- THE TASK
In the entries below, find every line with "main" and copy it.

- DATA EXTRACTS
= Beginning of Section =
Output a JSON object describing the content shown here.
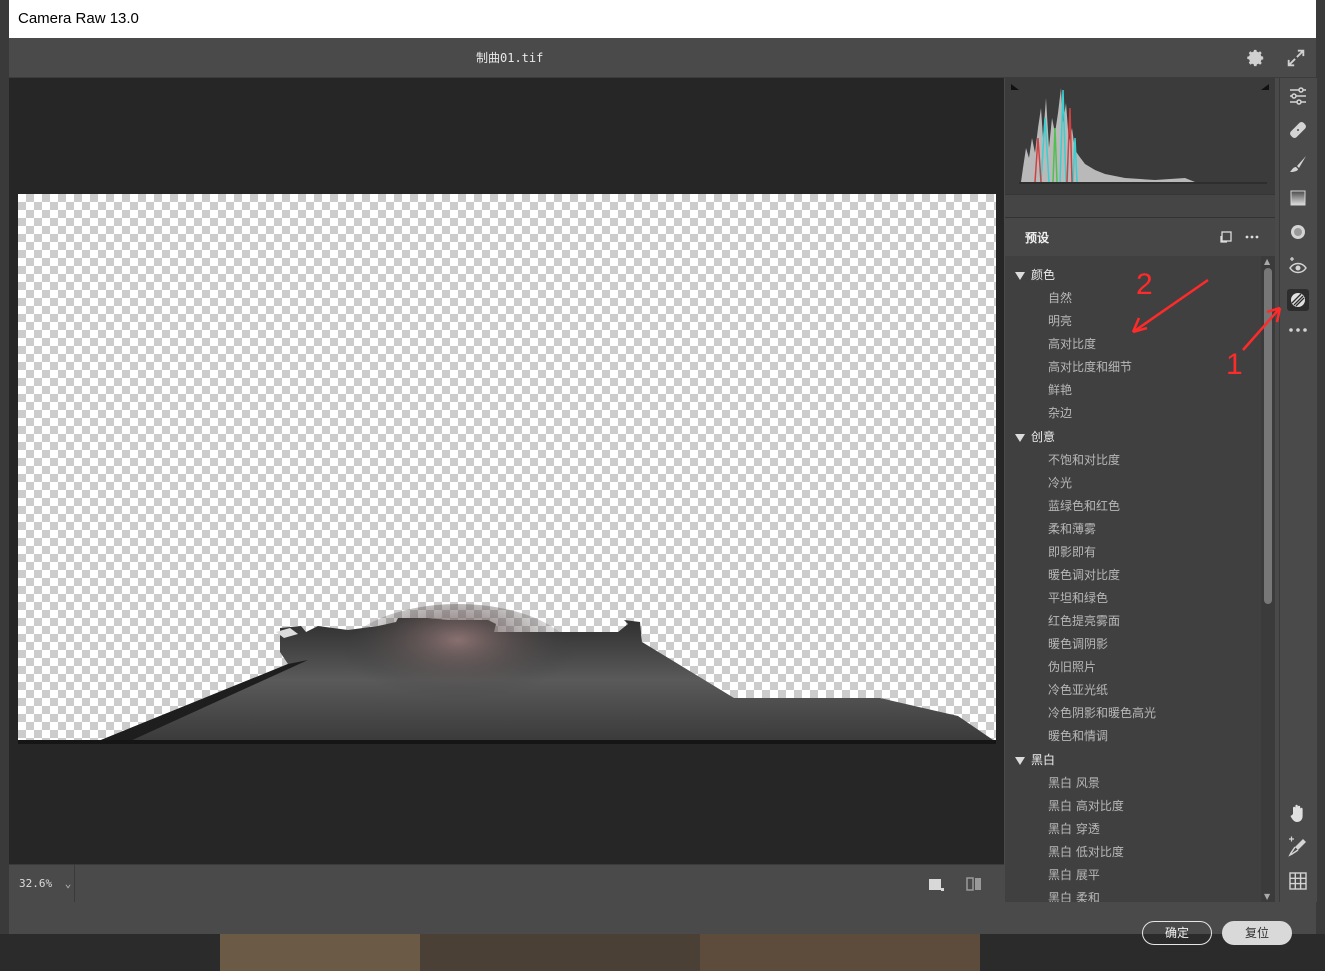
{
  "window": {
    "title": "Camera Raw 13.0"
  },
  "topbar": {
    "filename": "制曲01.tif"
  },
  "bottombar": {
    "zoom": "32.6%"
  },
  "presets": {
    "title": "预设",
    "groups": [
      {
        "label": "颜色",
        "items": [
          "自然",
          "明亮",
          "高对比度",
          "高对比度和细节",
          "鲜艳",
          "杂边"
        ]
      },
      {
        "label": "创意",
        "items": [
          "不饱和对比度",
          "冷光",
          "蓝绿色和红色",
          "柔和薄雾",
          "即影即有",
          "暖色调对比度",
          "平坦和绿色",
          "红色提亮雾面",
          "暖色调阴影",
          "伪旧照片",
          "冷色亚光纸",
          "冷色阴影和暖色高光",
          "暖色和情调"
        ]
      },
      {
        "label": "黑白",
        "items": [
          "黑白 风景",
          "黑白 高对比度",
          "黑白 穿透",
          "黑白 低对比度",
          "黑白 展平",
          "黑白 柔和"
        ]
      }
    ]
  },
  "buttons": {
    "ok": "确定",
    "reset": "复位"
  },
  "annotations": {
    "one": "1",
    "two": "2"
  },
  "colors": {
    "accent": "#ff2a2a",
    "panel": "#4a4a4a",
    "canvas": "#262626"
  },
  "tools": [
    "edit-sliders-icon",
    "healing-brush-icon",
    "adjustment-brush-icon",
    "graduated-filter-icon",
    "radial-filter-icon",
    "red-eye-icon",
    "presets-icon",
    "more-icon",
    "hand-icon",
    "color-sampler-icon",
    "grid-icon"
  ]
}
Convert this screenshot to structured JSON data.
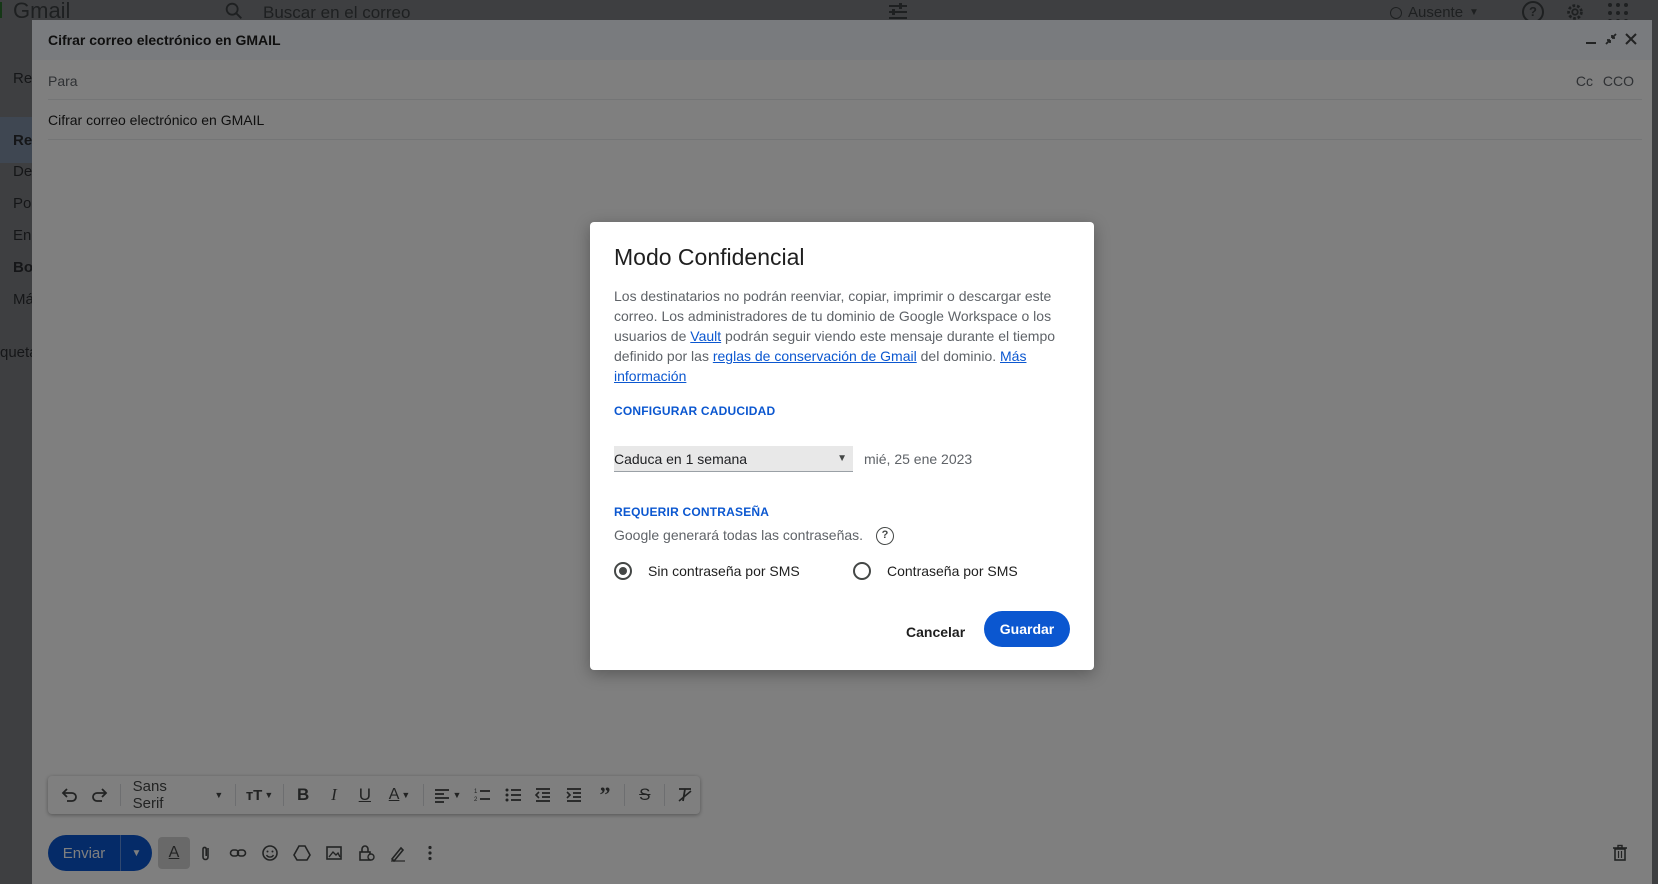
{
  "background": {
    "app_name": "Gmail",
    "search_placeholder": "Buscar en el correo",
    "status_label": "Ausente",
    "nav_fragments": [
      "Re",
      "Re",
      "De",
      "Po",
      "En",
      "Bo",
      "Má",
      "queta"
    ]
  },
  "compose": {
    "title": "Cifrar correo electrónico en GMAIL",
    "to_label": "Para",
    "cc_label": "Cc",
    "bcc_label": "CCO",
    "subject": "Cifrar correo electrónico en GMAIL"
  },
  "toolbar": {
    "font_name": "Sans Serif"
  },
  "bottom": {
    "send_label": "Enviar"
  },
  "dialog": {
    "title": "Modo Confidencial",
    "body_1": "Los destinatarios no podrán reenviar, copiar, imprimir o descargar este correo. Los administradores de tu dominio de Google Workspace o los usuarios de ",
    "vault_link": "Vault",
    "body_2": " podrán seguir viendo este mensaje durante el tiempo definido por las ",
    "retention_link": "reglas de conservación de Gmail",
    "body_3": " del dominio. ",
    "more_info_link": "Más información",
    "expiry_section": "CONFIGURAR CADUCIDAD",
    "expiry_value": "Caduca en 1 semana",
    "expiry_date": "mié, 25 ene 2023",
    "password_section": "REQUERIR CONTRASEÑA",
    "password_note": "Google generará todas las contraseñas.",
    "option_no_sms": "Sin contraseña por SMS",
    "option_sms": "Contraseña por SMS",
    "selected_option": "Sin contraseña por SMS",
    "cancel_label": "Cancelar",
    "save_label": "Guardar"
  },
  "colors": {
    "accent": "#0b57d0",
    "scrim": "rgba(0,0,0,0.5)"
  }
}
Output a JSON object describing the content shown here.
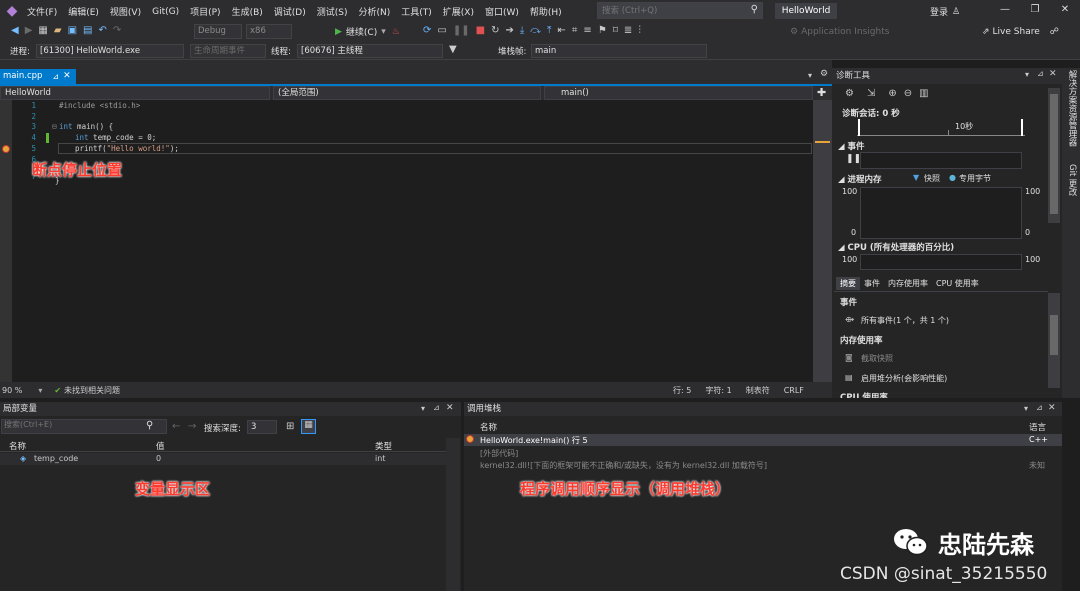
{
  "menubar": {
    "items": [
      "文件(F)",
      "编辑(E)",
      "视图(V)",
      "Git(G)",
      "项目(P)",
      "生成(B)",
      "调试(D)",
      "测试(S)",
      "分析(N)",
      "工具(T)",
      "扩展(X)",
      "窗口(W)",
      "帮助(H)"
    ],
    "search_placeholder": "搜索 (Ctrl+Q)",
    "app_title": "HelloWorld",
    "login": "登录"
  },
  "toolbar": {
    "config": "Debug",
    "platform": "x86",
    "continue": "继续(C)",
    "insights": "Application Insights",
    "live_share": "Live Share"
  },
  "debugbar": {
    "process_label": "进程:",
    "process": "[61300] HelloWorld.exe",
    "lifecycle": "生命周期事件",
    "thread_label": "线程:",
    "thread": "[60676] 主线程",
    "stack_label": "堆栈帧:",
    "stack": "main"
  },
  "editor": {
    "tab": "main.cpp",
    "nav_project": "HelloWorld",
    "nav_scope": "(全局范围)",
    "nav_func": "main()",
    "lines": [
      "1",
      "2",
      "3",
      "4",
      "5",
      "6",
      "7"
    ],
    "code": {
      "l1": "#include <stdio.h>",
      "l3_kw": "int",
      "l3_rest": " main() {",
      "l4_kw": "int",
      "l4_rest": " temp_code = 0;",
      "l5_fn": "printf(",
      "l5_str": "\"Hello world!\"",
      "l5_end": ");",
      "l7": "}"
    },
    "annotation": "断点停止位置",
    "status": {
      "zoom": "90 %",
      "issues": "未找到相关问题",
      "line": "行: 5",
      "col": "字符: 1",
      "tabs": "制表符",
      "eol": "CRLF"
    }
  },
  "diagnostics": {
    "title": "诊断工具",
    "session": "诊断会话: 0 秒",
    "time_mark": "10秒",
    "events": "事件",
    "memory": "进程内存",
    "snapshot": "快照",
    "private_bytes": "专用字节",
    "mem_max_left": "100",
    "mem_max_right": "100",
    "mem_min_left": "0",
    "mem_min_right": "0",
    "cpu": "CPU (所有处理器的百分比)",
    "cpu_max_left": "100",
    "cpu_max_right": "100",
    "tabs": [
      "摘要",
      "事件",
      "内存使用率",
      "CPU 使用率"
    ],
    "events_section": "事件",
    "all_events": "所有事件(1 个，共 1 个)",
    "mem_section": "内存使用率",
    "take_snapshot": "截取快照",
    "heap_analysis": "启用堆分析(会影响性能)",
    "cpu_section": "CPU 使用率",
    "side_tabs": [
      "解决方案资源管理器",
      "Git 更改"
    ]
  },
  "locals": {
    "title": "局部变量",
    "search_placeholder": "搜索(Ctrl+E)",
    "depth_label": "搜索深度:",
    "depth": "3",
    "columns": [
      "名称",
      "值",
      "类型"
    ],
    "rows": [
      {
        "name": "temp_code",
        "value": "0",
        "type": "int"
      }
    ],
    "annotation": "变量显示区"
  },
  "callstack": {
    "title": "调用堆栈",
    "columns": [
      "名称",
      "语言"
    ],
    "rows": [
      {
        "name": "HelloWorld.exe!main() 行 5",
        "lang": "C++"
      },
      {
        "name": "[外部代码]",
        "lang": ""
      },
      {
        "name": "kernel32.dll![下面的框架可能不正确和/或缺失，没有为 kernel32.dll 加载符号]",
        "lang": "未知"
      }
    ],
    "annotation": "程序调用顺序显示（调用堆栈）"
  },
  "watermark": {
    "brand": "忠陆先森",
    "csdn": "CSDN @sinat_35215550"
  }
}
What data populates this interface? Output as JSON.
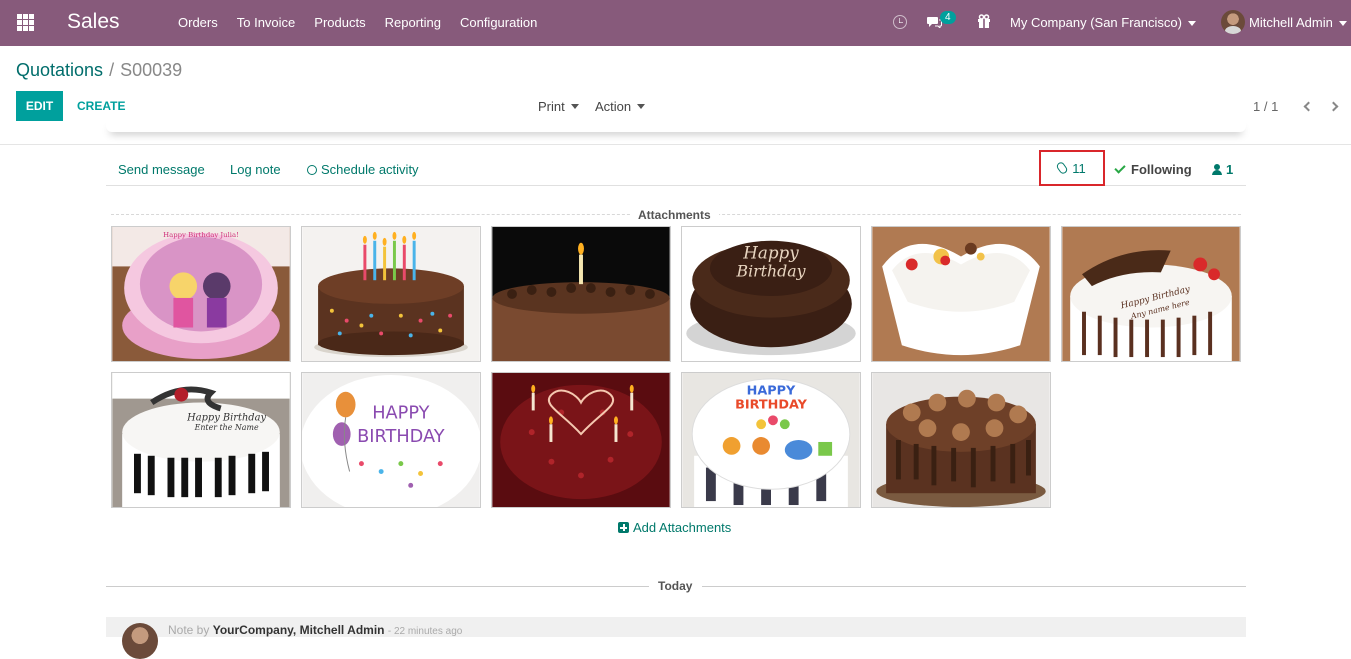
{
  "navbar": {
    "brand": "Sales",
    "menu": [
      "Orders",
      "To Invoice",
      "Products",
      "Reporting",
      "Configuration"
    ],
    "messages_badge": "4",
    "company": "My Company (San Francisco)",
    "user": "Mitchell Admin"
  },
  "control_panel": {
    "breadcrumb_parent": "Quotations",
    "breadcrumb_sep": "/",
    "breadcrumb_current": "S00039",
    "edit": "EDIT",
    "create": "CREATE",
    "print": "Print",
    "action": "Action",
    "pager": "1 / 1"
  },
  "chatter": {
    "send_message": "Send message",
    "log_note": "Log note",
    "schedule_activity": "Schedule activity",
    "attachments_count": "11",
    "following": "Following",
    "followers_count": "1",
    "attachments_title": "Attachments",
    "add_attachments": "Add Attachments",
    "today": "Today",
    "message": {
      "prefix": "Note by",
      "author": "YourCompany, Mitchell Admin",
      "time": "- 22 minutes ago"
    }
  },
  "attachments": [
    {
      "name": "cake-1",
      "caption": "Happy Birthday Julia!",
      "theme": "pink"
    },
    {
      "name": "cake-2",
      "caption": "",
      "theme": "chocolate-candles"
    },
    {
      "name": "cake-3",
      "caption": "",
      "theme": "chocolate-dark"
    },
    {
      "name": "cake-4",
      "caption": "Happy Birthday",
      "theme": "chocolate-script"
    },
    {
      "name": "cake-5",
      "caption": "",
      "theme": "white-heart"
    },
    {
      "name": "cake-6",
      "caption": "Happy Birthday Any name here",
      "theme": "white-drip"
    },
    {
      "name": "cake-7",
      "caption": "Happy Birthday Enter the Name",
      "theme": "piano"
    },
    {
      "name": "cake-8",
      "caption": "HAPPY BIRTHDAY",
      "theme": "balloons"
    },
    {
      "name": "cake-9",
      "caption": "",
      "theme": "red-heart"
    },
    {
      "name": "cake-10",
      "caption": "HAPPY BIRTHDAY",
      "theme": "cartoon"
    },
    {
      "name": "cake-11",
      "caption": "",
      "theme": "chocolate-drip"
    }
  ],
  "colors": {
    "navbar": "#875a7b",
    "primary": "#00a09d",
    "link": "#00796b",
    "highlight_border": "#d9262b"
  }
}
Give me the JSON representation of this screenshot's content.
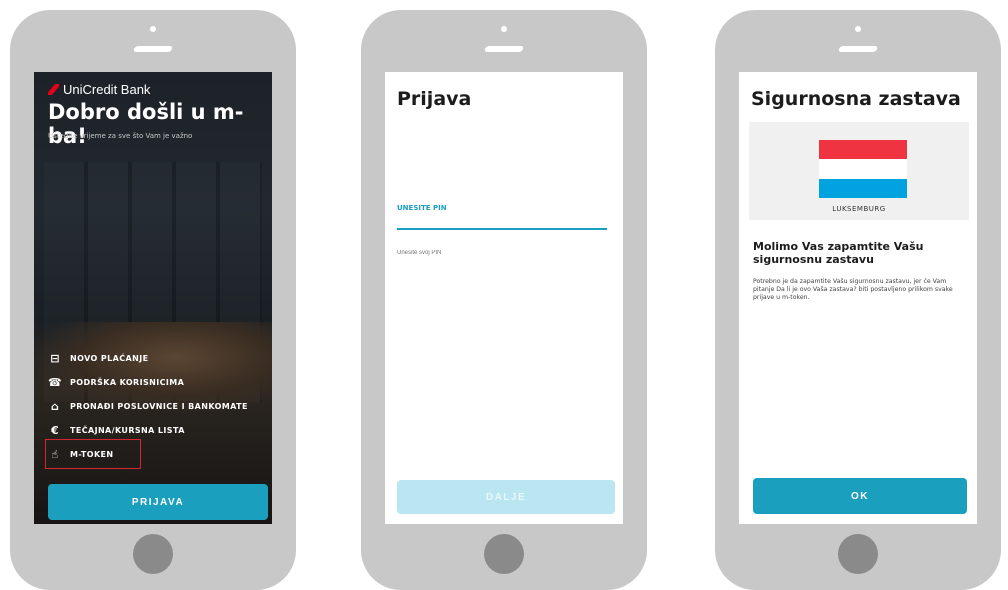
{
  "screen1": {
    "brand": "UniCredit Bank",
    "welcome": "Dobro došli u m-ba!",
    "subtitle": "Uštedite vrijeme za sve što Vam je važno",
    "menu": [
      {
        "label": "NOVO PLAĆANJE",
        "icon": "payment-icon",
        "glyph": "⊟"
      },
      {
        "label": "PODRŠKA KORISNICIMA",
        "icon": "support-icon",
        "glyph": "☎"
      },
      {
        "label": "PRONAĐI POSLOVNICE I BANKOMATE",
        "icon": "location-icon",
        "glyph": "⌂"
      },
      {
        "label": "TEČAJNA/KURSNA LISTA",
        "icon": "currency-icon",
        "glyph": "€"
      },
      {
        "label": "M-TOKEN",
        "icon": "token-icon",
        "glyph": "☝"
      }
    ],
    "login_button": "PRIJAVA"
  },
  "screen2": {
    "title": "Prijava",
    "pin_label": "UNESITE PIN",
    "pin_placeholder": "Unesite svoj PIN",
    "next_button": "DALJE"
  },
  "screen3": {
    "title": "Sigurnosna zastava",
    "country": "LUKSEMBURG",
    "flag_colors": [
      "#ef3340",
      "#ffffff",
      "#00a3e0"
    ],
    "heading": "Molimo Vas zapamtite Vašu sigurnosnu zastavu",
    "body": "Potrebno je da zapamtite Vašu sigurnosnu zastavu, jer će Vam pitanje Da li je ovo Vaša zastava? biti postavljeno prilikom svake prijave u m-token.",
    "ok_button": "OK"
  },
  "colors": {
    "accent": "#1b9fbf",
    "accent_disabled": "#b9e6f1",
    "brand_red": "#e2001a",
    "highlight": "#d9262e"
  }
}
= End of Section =
- ANSWER
    "stack": "main"
    "tab": "main.cpp",
    "nav_func": "main()",
      "l3_rest": " main() {",
        "name": "HelloWorld.exe!main() 行 5",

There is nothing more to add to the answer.